═════ Data provided

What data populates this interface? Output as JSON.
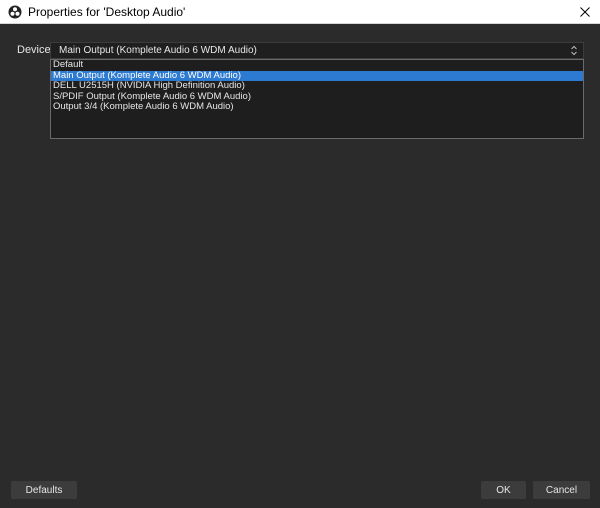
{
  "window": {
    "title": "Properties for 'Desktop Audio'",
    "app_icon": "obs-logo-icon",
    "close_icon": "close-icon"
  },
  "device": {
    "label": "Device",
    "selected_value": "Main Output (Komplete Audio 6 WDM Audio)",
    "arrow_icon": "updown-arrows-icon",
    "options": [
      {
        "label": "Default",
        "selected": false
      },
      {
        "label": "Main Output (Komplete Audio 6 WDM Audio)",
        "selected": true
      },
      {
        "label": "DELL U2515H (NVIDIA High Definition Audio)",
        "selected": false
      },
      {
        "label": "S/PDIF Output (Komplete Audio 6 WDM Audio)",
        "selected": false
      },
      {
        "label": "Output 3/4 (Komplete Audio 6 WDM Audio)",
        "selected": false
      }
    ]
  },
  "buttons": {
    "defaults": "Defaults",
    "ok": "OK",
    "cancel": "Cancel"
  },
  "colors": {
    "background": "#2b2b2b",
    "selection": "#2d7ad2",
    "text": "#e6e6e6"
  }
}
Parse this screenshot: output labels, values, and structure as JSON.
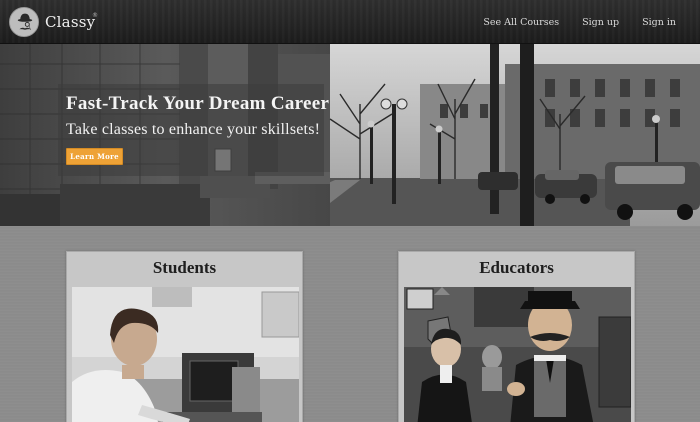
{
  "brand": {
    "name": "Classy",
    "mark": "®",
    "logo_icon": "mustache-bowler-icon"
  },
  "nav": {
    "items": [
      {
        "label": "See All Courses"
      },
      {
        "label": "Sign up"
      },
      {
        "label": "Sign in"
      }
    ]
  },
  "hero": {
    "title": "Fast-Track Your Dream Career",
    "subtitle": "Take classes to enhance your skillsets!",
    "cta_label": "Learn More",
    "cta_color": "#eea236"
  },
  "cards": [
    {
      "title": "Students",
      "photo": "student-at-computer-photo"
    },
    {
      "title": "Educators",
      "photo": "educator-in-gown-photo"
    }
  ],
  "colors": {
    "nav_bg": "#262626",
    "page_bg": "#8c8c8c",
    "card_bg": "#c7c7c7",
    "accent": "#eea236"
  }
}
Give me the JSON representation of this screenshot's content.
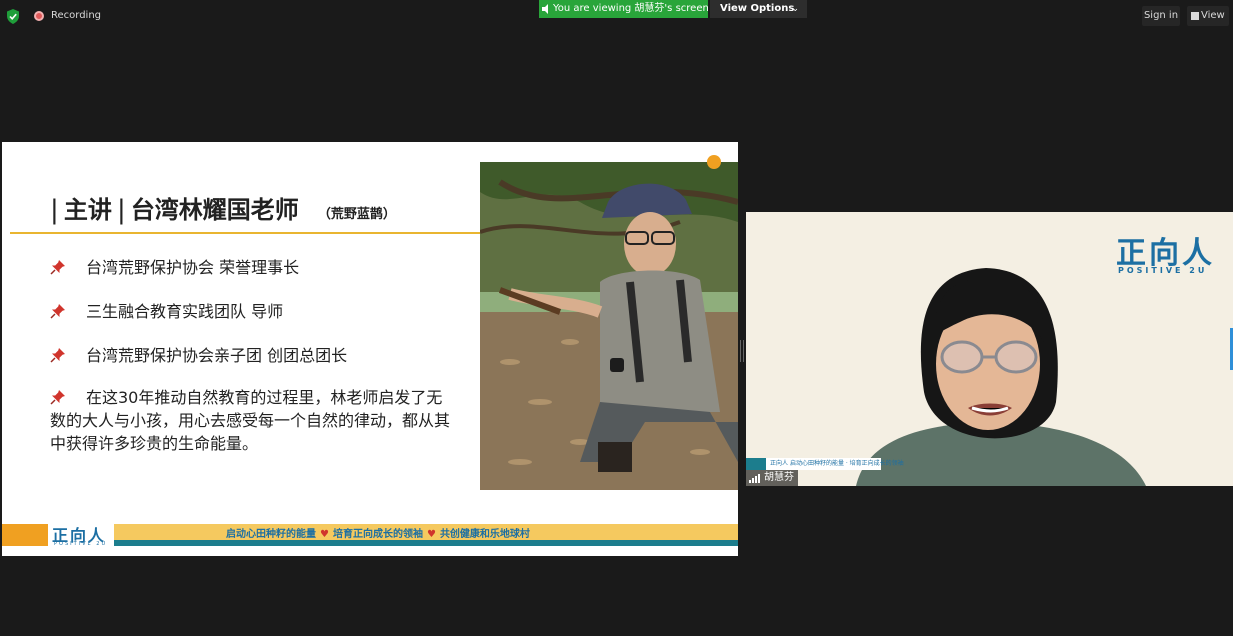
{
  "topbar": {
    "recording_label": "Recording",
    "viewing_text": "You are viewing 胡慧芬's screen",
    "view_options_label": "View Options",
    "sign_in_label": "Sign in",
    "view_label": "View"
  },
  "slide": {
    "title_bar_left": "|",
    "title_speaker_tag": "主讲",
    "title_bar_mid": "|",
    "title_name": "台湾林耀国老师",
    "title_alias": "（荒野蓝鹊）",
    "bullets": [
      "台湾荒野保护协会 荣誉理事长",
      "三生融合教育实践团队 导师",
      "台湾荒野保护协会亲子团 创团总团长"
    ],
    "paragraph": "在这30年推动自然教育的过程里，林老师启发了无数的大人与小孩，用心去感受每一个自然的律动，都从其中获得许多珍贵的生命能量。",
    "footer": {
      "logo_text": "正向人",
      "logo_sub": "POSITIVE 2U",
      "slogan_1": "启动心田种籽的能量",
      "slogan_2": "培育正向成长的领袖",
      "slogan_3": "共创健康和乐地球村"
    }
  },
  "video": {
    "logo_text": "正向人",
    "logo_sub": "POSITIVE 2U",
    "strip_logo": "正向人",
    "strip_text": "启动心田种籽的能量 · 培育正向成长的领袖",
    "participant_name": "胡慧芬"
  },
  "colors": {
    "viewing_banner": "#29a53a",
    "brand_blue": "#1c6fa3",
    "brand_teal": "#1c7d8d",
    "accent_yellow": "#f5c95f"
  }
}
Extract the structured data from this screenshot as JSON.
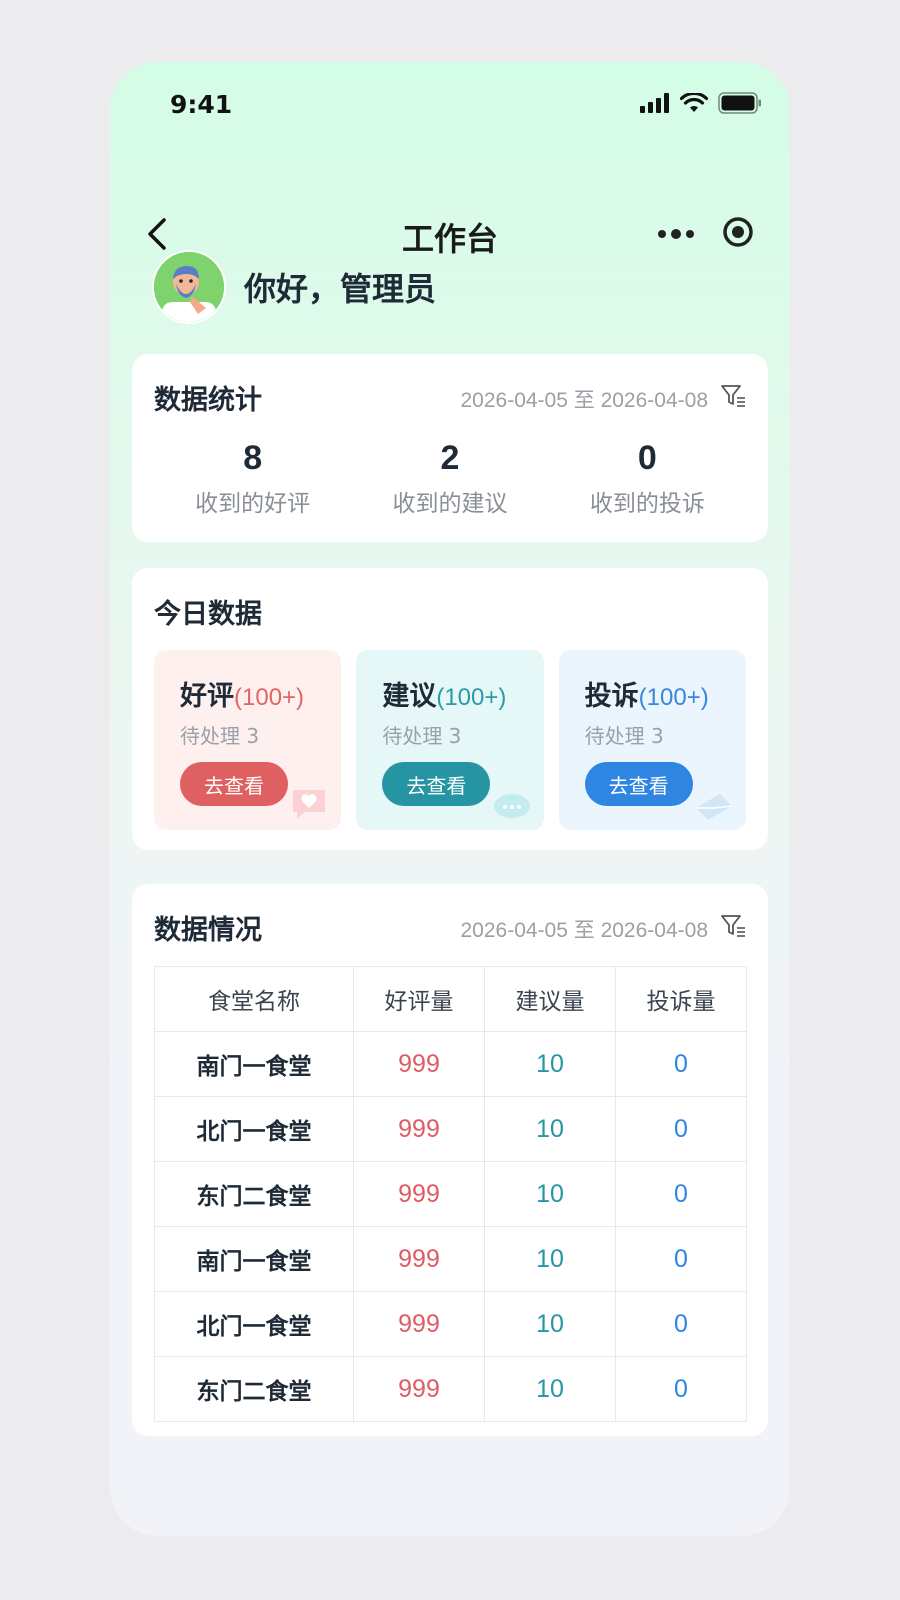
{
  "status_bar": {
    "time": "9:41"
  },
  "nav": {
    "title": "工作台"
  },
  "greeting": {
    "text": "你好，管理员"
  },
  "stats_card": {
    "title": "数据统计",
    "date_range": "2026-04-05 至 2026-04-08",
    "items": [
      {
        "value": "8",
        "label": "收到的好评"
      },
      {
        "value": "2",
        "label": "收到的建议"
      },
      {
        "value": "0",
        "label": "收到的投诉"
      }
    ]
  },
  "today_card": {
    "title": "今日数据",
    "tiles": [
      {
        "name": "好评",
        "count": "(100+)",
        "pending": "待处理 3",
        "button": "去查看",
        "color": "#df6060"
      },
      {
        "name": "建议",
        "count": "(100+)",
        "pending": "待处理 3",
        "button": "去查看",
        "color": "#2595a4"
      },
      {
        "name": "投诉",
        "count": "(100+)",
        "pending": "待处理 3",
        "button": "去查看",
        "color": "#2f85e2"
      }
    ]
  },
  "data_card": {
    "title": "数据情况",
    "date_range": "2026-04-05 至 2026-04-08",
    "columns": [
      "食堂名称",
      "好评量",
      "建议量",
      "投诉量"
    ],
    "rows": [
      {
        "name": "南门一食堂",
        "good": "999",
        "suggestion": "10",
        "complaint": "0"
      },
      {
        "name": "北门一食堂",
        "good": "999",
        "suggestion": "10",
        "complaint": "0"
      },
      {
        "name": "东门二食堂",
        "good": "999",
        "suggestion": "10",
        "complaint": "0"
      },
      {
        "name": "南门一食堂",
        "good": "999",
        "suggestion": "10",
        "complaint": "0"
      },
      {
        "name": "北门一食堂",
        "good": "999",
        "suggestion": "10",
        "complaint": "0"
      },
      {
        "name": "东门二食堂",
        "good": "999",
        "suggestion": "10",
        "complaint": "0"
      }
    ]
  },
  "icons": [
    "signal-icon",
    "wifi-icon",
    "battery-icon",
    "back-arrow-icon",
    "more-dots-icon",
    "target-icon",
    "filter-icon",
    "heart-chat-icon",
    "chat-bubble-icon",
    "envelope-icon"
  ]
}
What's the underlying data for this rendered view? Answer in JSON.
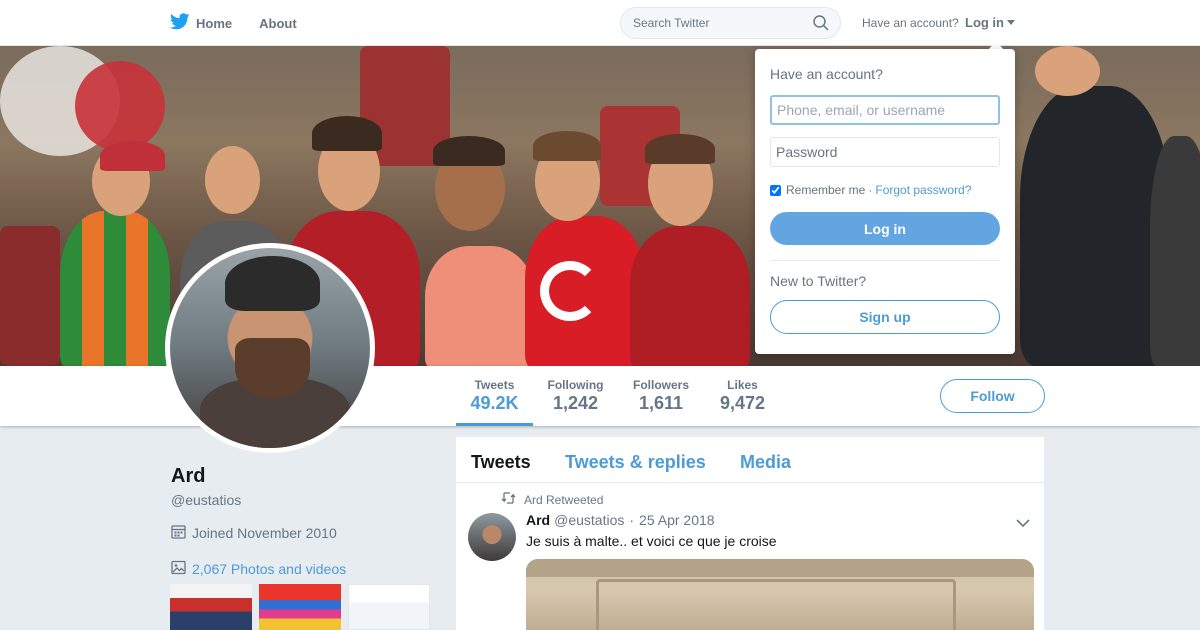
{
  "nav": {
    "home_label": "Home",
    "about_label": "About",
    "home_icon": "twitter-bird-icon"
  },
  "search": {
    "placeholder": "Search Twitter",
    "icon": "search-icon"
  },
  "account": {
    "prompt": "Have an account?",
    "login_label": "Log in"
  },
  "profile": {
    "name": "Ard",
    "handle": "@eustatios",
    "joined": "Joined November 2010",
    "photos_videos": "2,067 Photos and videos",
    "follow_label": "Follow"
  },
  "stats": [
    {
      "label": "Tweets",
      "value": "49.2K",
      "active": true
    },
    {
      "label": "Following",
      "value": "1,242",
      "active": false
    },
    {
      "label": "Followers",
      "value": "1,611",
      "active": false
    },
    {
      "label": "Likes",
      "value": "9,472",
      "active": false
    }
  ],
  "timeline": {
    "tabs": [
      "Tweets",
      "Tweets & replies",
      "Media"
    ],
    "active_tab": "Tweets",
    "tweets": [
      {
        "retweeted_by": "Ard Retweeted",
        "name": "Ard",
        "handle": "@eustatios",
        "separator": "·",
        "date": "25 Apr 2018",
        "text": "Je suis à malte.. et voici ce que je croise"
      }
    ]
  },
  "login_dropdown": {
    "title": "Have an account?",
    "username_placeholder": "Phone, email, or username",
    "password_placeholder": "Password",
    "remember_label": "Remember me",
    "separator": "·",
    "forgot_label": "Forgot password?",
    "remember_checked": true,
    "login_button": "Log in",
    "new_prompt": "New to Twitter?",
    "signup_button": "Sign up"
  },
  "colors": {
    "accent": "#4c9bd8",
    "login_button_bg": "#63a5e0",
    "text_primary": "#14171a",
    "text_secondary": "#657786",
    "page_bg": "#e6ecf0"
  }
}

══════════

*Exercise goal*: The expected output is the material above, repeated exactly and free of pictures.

*Output of the exercise*:
What data populates this interface? Output as JSON.
{
  "window": {
    "title": "Properties for 'Desktop Audio'",
    "app_icon": "obs-logo-icon",
    "close_icon": "close-icon"
  },
  "device": {
    "label": "Device",
    "selected_value": "Main Output (Komplete Audio 6 WDM Audio)",
    "arrow_icon": "updown-arrows-icon",
    "options": [
      {
        "label": "Default",
        "selected": false
      },
      {
        "label": "Main Output (Komplete Audio 6 WDM Audio)",
        "selected": true
      },
      {
        "label": "DELL U2515H (NVIDIA High Definition Audio)",
        "selected": false
      },
      {
        "label": "S/PDIF Output (Komplete Audio 6 WDM Audio)",
        "selected": false
      },
      {
        "label": "Output 3/4 (Komplete Audio 6 WDM Audio)",
        "selected": false
      }
    ]
  },
  "buttons": {
    "defaults": "Defaults",
    "ok": "OK",
    "cancel": "Cancel"
  },
  "colors": {
    "background": "#2b2b2b",
    "selection": "#2d7ad2",
    "text": "#e6e6e6"
  }
}
Parse this screenshot: output labels, values, and structure as JSON.
{
  "brand": {
    "name": "Classy",
    "mark": "®",
    "logo_icon": "mustache-bowler-icon"
  },
  "nav": {
    "items": [
      {
        "label": "See All Courses"
      },
      {
        "label": "Sign up"
      },
      {
        "label": "Sign in"
      }
    ]
  },
  "hero": {
    "title": "Fast-Track Your Dream Career",
    "subtitle": "Take classes to enhance your skillsets!",
    "cta_label": "Learn More",
    "cta_color": "#eea236"
  },
  "cards": [
    {
      "title": "Students",
      "photo": "student-at-computer-photo"
    },
    {
      "title": "Educators",
      "photo": "educator-in-gown-photo"
    }
  ],
  "colors": {
    "nav_bg": "#262626",
    "page_bg": "#8c8c8c",
    "card_bg": "#c7c7c7",
    "accent": "#eea236"
  }
}
Give me the JSON representation of this screenshot's content.
{
  "topbar": {
    "recording_label": "Recording",
    "viewing_text": "You are viewing 胡慧芬's screen",
    "view_options_label": "View Options",
    "sign_in_label": "Sign in",
    "view_label": "View"
  },
  "slide": {
    "title_bar_left": "|",
    "title_speaker_tag": "主讲",
    "title_bar_mid": "|",
    "title_name": "台湾林耀国老师",
    "title_alias": "（荒野蓝鹊）",
    "bullets": [
      "台湾荒野保护协会 荣誉理事长",
      "三生融合教育实践团队 导师",
      "台湾荒野保护协会亲子团 创团总团长"
    ],
    "paragraph": "在这30年推动自然教育的过程里，林老师启发了无数的大人与小孩，用心去感受每一个自然的律动，都从其中获得许多珍贵的生命能量。",
    "footer": {
      "logo_text": "正向人",
      "logo_sub": "POSITIVE 2U",
      "slogan_1": "启动心田种籽的能量",
      "slogan_2": "培育正向成长的领袖",
      "slogan_3": "共创健康和乐地球村"
    }
  },
  "video": {
    "logo_text": "正向人",
    "logo_sub": "POSITIVE 2U",
    "strip_logo": "正向人",
    "strip_text": "启动心田种籽的能量 · 培育正向成长的领袖",
    "participant_name": "胡慧芬"
  },
  "colors": {
    "viewing_banner": "#29a53a",
    "brand_blue": "#1c6fa3",
    "brand_teal": "#1c7d8d",
    "accent_yellow": "#f5c95f"
  }
}
Extract the structured data from this screenshot as JSON.
{
  "status_bar": {
    "time": "9:41"
  },
  "nav": {
    "title": "工作台"
  },
  "greeting": {
    "text": "你好，管理员"
  },
  "stats_card": {
    "title": "数据统计",
    "date_range": "2026-04-05 至 2026-04-08",
    "items": [
      {
        "value": "8",
        "label": "收到的好评"
      },
      {
        "value": "2",
        "label": "收到的建议"
      },
      {
        "value": "0",
        "label": "收到的投诉"
      }
    ]
  },
  "today_card": {
    "title": "今日数据",
    "tiles": [
      {
        "name": "好评",
        "count": "(100+)",
        "pending": "待处理 3",
        "button": "去查看",
        "color": "#df6060"
      },
      {
        "name": "建议",
        "count": "(100+)",
        "pending": "待处理 3",
        "button": "去查看",
        "color": "#2595a4"
      },
      {
        "name": "投诉",
        "count": "(100+)",
        "pending": "待处理 3",
        "button": "去查看",
        "color": "#2f85e2"
      }
    ]
  },
  "data_card": {
    "title": "数据情况",
    "date_range": "2026-04-05 至 2026-04-08",
    "columns": [
      "食堂名称",
      "好评量",
      "建议量",
      "投诉量"
    ],
    "rows": [
      {
        "name": "南门一食堂",
        "good": "999",
        "suggestion": "10",
        "complaint": "0"
      },
      {
        "name": "北门一食堂",
        "good": "999",
        "suggestion": "10",
        "complaint": "0"
      },
      {
        "name": "东门二食堂",
        "good": "999",
        "suggestion": "10",
        "complaint": "0"
      },
      {
        "name": "南门一食堂",
        "good": "999",
        "suggestion": "10",
        "complaint": "0"
      },
      {
        "name": "北门一食堂",
        "good": "999",
        "suggestion": "10",
        "complaint": "0"
      },
      {
        "name": "东门二食堂",
        "good": "999",
        "suggestion": "10",
        "complaint": "0"
      }
    ]
  },
  "icons": [
    "signal-icon",
    "wifi-icon",
    "battery-icon",
    "back-arrow-icon",
    "more-dots-icon",
    "target-icon",
    "filter-icon",
    "heart-chat-icon",
    "chat-bubble-icon",
    "envelope-icon"
  ]
}
What's the underlying data for this rendered view? Answer in JSON.
{
  "nav": {
    "home_label": "Home",
    "about_label": "About",
    "home_icon": "twitter-bird-icon"
  },
  "search": {
    "placeholder": "Search Twitter",
    "icon": "search-icon"
  },
  "account": {
    "prompt": "Have an account?",
    "login_label": "Log in"
  },
  "profile": {
    "name": "Ard",
    "handle": "@eustatios",
    "joined": "Joined November 2010",
    "photos_videos": "2,067 Photos and videos",
    "follow_label": "Follow"
  },
  "stats": [
    {
      "label": "Tweets",
      "value": "49.2K",
      "active": true
    },
    {
      "label": "Following",
      "value": "1,242",
      "active": false
    },
    {
      "label": "Followers",
      "value": "1,611",
      "active": false
    },
    {
      "label": "Likes",
      "value": "9,472",
      "active": false
    }
  ],
  "timeline": {
    "tabs": [
      "Tweets",
      "Tweets & replies",
      "Media"
    ],
    "active_tab": "Tweets",
    "tweets": [
      {
        "retweeted_by": "Ard Retweeted",
        "name": "Ard",
        "handle": "@eustatios",
        "separator": "·",
        "date": "25 Apr 2018",
        "text": "Je suis à malte.. et voici ce que je croise"
      }
    ]
  },
  "login_dropdown": {
    "title": "Have an account?",
    "username_placeholder": "Phone, email, or username",
    "password_placeholder": "Password",
    "remember_label": "Remember me",
    "separator": "·",
    "forgot_label": "Forgot password?",
    "remember_checked": true,
    "login_button": "Log in",
    "new_prompt": "New to Twitter?",
    "signup_button": "Sign up"
  },
  "colors": {
    "accent": "#4c9bd8",
    "login_button_bg": "#63a5e0",
    "text_primary": "#14171a",
    "text_secondary": "#657786",
    "page_bg": "#e6ecf0"
  }
}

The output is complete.